Just like caring for Katie my black Lab taught me about dogs, caring for Lucy is teaching me about cats. She finds me fascinating, as I do her. And she expresses great affection and love toward me without coaxing. I try to return the affection and love, but she is a cat, and she takes a bat at me on occasion, although I think that's just her being playful. She always has her claws in when she does that.

She sits next to me during the evening in her chair while I sit in mi…

first night for the gingersnaps

The first night has passed and the two have managed to survive, in spite of what their tiny hearts might have thought when first arriving. Greebo, the larger of the two, has been in hiding the entire time so far. Ponder has spent the time zipping in and out of hiding spots, checking things out, and learning just how comfortable pillows are for resting your head.

During the night I felt the tiny body of Ponder hitting the bed as he leaped up on the side, and then climbed to the top to run around on top of me. At least once he play-attacked my fingers. He might be small but his claws are still quite sharp.

When I got up in the morning the bowl of cat kitten food was fairly well depleted. It's been refilled and fresh water put in the big dish on the floor. I'm assuming that both Greebo and Ponder are feeding and drinking. I have seen Greebo under the furniture peeking out at me when I went looking for him. I'm leaving him alone while he continues to adjust.
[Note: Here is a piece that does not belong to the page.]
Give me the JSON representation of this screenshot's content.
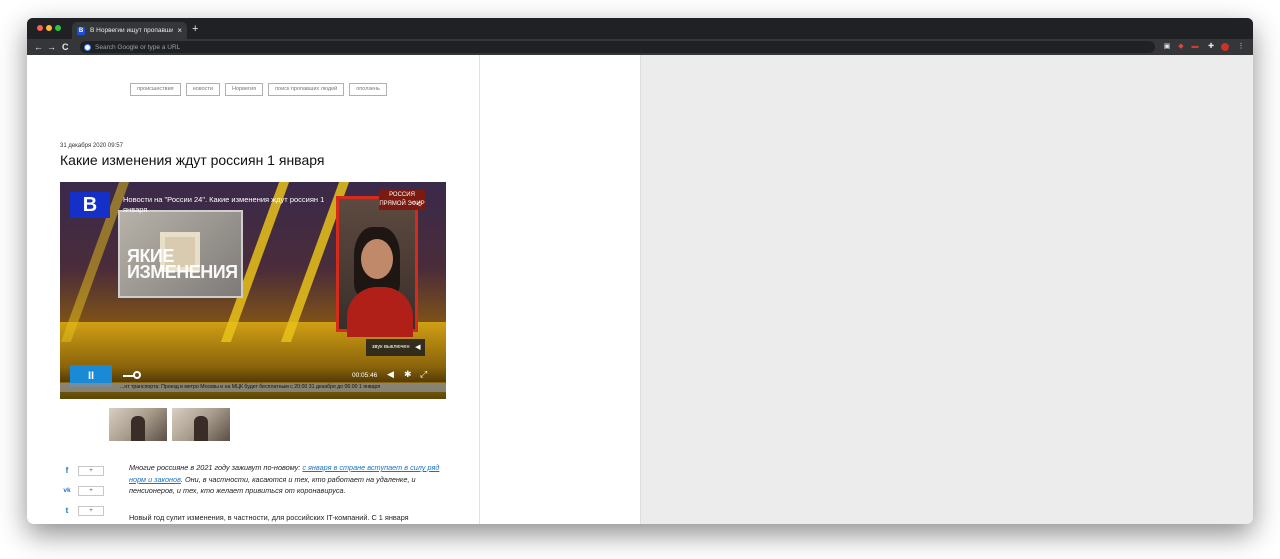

So far the guys h…

vm networking problem fixed

Over the weekend I upgraded to Windows 8.1, then discovered that networking for the virtual machines wouldn't work. Then I tried something incredibly simple and fixed the problem.

Checking the system I noticed that three VMware Windows services weren't running; VMnetDHCP, VMUSBArbService, and VMwareNatService. VMware Player allows you to install, remove, or fix an existing installation. I chose to try fixing the installation, and that fixed the problem. The services were re-installed/restarted, and the virtual machines had networking again.

Once network connectivity was established there was exactly one updated file for Ubuntu 13.10, a data file. This underscores how solid and finished the release was this time. Every other version of every other Linux installation I've ever dealt with has always been succeeded by boatloads of updates after the initial installation. But not this time.

Everything is working properly on my notebook. All's right with the world.